World Water Day (March 22) could not come at a more critical time for the people of Gaza who are facing a humanitarian catastrophe The recent decision by the United States to reduce funding for the United Nations Relief and Works Agency for Palestine Refugees
in the Near East (UNRWA), jeopardizes its role as a critical source of clean drinking water when Gaza’s supplies slow to a drip.
For the past weeks, many have been anxiously tracking the approach of Cape Town’s Day Zero: the day its taps will run dry. To everyone’s relief, current predictions are that careful conservation may stave off such a catastrophe in the coastal South African city until the rains arrive.
April 12 is expected to be the infamous “Day Zero” in South Africa’s second largest city of Cape Town, a tourist hub which attracts millions of visitors every year.

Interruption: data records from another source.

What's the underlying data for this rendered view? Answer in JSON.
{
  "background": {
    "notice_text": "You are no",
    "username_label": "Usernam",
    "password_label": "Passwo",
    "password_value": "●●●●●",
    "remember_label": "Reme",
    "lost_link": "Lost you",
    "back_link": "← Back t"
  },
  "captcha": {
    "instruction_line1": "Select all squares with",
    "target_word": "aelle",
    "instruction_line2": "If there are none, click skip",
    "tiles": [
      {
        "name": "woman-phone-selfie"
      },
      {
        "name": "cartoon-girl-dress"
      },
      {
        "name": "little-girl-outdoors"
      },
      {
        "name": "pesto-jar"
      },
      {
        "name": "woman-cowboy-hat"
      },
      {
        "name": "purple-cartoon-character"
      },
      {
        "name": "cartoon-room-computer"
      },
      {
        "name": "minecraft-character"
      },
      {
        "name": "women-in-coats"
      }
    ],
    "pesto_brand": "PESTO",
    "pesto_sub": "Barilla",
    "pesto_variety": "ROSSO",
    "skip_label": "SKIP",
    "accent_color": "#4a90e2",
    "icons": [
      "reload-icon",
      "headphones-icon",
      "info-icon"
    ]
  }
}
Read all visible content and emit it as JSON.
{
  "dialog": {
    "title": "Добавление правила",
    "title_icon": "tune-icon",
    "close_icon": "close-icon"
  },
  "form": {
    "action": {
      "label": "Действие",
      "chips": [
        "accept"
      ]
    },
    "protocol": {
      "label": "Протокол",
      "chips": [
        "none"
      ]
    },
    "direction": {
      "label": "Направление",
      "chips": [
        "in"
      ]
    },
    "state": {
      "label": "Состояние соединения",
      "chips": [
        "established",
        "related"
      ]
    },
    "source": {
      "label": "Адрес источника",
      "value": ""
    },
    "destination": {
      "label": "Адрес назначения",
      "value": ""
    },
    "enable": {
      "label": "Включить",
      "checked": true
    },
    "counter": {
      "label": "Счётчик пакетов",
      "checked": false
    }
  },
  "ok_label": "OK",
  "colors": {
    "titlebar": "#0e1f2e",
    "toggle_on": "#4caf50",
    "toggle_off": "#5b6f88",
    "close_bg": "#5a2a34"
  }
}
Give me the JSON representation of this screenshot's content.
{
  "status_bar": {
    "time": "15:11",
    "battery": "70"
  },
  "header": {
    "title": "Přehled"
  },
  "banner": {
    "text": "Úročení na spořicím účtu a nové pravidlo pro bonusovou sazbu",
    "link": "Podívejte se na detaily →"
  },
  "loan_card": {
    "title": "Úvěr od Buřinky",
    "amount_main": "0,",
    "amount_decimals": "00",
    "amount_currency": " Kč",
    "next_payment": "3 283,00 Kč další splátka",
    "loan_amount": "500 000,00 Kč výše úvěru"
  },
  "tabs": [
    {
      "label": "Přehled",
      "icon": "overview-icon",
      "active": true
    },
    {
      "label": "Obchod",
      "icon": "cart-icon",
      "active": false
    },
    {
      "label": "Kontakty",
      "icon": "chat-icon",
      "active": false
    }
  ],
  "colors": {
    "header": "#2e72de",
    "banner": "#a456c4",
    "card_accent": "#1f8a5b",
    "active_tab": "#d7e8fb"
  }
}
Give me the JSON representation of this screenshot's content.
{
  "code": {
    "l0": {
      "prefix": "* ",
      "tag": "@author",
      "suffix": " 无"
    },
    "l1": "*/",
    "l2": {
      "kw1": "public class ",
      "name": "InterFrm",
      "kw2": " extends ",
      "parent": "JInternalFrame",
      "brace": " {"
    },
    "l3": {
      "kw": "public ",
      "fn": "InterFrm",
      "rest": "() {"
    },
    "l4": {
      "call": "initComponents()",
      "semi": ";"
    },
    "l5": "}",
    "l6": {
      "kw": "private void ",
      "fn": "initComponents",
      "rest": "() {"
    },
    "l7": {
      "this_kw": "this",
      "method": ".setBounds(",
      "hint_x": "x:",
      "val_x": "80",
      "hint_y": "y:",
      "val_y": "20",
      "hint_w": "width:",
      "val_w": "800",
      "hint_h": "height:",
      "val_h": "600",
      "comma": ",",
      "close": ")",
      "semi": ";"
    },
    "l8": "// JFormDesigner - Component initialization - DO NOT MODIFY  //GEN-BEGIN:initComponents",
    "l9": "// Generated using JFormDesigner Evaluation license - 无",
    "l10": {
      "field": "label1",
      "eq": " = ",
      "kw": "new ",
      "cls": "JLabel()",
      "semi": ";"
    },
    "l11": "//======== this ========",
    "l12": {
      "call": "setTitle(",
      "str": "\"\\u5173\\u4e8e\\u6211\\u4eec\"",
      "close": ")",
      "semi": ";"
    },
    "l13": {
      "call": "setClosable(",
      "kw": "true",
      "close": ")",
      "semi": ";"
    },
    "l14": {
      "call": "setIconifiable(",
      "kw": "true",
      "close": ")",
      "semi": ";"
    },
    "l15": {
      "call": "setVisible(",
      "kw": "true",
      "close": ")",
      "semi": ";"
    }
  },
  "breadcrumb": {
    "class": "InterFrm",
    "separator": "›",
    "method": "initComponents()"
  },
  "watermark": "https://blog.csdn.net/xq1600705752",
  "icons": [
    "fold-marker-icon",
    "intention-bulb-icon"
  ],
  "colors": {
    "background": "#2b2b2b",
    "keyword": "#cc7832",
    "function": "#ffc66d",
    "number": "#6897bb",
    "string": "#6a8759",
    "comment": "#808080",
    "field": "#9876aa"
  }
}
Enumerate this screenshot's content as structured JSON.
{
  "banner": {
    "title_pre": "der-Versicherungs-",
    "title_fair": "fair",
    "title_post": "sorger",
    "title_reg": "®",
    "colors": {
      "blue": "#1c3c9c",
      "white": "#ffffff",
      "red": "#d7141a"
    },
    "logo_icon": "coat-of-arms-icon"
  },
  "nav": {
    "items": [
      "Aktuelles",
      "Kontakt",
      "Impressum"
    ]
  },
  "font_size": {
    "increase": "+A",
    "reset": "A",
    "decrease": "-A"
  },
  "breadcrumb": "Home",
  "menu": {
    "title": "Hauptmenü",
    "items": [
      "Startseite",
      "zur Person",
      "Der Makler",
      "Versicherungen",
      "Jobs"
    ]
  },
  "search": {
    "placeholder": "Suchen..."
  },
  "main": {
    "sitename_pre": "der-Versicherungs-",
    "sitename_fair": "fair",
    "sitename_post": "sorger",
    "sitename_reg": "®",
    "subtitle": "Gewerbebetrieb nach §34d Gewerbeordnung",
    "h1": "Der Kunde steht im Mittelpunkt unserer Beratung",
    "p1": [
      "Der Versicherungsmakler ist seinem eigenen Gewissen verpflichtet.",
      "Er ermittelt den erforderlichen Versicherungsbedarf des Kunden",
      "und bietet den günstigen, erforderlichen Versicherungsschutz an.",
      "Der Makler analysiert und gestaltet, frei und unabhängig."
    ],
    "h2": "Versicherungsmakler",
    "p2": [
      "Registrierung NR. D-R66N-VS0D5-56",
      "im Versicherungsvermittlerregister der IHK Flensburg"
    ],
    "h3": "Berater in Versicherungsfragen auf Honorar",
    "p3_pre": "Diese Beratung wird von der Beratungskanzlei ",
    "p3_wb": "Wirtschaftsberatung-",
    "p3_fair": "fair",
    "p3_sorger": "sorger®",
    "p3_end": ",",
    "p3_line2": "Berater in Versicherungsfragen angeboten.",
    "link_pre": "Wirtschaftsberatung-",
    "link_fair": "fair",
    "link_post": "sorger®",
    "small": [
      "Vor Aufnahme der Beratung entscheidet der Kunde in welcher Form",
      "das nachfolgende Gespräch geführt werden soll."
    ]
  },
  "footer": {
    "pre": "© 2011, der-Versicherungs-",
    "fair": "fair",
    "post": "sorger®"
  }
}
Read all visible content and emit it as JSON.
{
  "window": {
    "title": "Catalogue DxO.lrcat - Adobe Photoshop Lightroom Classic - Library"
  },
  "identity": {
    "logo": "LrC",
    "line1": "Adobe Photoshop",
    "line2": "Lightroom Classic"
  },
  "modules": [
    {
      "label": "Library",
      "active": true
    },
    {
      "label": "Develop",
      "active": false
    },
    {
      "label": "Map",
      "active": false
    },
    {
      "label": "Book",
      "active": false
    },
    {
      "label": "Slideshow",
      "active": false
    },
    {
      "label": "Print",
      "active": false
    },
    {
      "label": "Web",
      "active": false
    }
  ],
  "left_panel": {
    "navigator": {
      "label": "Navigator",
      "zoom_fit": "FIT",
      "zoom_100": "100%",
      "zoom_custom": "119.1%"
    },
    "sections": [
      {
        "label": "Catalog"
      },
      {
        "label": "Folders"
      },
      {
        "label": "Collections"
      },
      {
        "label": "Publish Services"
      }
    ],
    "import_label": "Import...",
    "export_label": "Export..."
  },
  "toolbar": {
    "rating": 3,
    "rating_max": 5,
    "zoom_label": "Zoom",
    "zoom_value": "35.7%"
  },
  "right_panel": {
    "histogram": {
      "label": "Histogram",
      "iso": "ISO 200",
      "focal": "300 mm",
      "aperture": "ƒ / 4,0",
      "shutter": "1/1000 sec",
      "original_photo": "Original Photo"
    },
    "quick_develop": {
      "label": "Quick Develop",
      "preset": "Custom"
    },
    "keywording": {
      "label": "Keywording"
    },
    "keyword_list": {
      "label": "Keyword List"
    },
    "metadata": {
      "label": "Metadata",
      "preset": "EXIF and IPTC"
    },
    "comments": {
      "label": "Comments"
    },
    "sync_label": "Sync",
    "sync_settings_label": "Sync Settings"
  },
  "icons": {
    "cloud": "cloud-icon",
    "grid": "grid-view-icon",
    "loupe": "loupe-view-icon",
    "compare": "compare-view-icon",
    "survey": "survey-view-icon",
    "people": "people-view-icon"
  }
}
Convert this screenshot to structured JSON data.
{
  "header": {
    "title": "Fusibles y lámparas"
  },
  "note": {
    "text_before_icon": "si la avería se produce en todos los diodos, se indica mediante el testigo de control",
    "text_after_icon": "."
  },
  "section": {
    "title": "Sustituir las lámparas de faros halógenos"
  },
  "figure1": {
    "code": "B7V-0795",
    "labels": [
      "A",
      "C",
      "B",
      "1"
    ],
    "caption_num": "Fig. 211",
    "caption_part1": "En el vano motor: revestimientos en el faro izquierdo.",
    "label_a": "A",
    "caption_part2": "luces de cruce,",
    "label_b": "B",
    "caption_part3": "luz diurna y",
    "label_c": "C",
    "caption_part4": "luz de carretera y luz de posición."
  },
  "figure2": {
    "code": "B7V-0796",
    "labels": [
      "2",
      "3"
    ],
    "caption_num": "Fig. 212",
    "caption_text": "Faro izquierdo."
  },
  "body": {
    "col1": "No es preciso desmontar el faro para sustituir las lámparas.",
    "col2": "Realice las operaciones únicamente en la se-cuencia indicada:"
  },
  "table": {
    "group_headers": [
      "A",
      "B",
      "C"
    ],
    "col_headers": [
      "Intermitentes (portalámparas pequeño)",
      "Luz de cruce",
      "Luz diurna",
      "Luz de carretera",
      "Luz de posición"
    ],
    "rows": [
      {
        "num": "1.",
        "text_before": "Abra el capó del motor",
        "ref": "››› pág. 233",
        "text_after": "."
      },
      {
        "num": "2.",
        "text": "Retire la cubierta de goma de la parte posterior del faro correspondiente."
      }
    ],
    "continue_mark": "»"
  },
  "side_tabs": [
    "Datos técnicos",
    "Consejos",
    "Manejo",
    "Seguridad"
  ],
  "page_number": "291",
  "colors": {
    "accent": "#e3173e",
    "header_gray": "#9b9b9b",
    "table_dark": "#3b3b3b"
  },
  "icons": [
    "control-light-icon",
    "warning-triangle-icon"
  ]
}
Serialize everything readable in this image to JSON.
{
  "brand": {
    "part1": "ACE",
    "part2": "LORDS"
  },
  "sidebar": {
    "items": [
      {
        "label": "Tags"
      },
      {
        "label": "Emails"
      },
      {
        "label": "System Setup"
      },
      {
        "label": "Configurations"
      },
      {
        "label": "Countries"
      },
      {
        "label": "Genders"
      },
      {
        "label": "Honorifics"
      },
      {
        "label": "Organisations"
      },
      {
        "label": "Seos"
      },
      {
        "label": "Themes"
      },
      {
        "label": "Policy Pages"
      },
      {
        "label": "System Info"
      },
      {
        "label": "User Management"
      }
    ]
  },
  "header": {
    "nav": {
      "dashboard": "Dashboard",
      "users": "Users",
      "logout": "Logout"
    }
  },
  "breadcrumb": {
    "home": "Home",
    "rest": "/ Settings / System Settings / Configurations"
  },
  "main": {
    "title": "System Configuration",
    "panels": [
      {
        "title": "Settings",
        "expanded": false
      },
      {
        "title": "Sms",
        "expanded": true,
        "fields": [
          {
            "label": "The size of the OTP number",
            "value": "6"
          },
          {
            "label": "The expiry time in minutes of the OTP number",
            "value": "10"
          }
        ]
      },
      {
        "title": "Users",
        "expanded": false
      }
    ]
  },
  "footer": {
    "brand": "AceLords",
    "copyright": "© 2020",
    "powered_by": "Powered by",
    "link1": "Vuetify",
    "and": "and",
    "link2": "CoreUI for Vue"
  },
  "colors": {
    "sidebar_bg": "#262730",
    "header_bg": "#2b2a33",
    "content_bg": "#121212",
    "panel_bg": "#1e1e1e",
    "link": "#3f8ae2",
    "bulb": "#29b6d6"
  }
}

Going into World Water Day, I have an ambivalent feeling. This year’s theme The Answer is in Nature
can sound almost like mockery considering how badly parts of the world have been hit in recent years due to water-related natural disasters, be it floods, storms or droughts.
Freshwater makes up only 2.5% of all water we have on earth. Readily accessible freshwater – which is found in rivers, lakes, wetlands and aquifers – accounts for less than one per cent of the world’s water supply. It is vital for the existence of nearly every species on earth.
Last week, the International Labour Organization’s (ILO) governing body postponed yet again a decision to stop accepting money from the tobacco industry for its projects to end child labour in the tobacco growing sector.
At the start of the seventy-second session of the General Assembly of the United Nations I emphasized our common goal: peace and a decent life for all people on a sustainable planet. Many leaders echoed this overarching priority at the general debate and beyond.
With India’s citizens clamouring for breathable air and efficient energy options, the country’s planners are more receptive than ever to explore sustainable development options, says Frank Rijsberman, Director-General of the Global Green Growth Institute (GGGI).
One of the first resolutions adopted by the United Nations General Assembly, on the location of the headquarters of the Organization, gives the United Nations “exclusive rights over the subsoil of land conveyed to it, and in particular the right to make constructions underground and to obtain therefrom supplies of water.”
When disaster strikes, or conflict rages, families soon discover their most urgent need - water. In such precarious situations, access is usually limited or non-existent, and children and their families are forced to put themselves in further danger in the quest for water.
Known as El Libertador throughout the Latin America and Caribbean (LAC) region, Simón Bolívar was central to the battle for independence from Spanish rule in Venezuela, Bolivia, Colombia, Ecuador
, and Peru
As Cape Town inches towards ‘Zero Hour’ set for July 15, 2018, the real threat of water scarcity is finally hitting millions of people worldwide. For on that day, the South African city's 3.78 million citizens -- rich and poor, young and old, men and women -- will be forced to queue up with their jerry cans at public outlets for their quota of 25 litres of water per day.
"Here we empower women and we do not tolerate domestic violence, which we treat as our own, not as an intra-family, issue," says Lurdinha Lopes, a leader of the squatting movement in Brazil.
More than half a million Rohingya refugees crammed into over 30 makeshift camps in Cox’s Bazar in southeast Bangladesh face a critical situation as the cyclone and monsoon season begins in a few weeks’ time.
The Argentine population can now generate their own energy through clean and unconventional sources and incorporate surpluses into the public grid, thanks to a new law. This is an important novelty in a country embarked on a slow and difficult process, with a still uncertain end, to replace fossil fuels.
“The day will come when people do not have to go to the cities to overcome poverty," says Elmer Pinares, mayor of an Andean highlands municipality in Cuzco, in southern Peru, where malnutrition and lack of support for subsistence farming are among the main problems.
In the post-Apartheid era, it is safe to say that Jacob Zuma has become the most reviled public figure in South Africa. Zuma was essentially discredited even before he became president in 2009 by his two essential weaknesses: his relationship with money and his lack of personal integrity.
“Brain drain is particularly acute in sub-Saharan Africa,” says the World Economic Outlook
(October 2016), a report published by the International Monetary Fund (IMF). “The migration of young and educated workers takes a large toll on a region whose human capital is already sca
rce. The concentration of migrants among those who are educated is higher than in other developing economies.
Over the past few years, the African Development Bank (AfDB) has confirmed its position as Africa’s premier development finance institution, generating significant impact on the continent’s economic and social development.
The world’s wealthiest countries today promote development abroad in a way that is relatively new. For centuries, some of these countries colonized the developing world. As former colonies gained independence they were caught in the international power struggle of the Cold War, often led by dictators who found it in their interest to serve as pawns in great power proxy conflicts.
Nelson Mandela, shortly after becoming the first democratically elected president of South Africa, spoke to both his countrymen and women—indeed, for Africans everywhere—when he declared, “We must work together to ensure the equitable distribution of wealth, opportunity and power in our society.”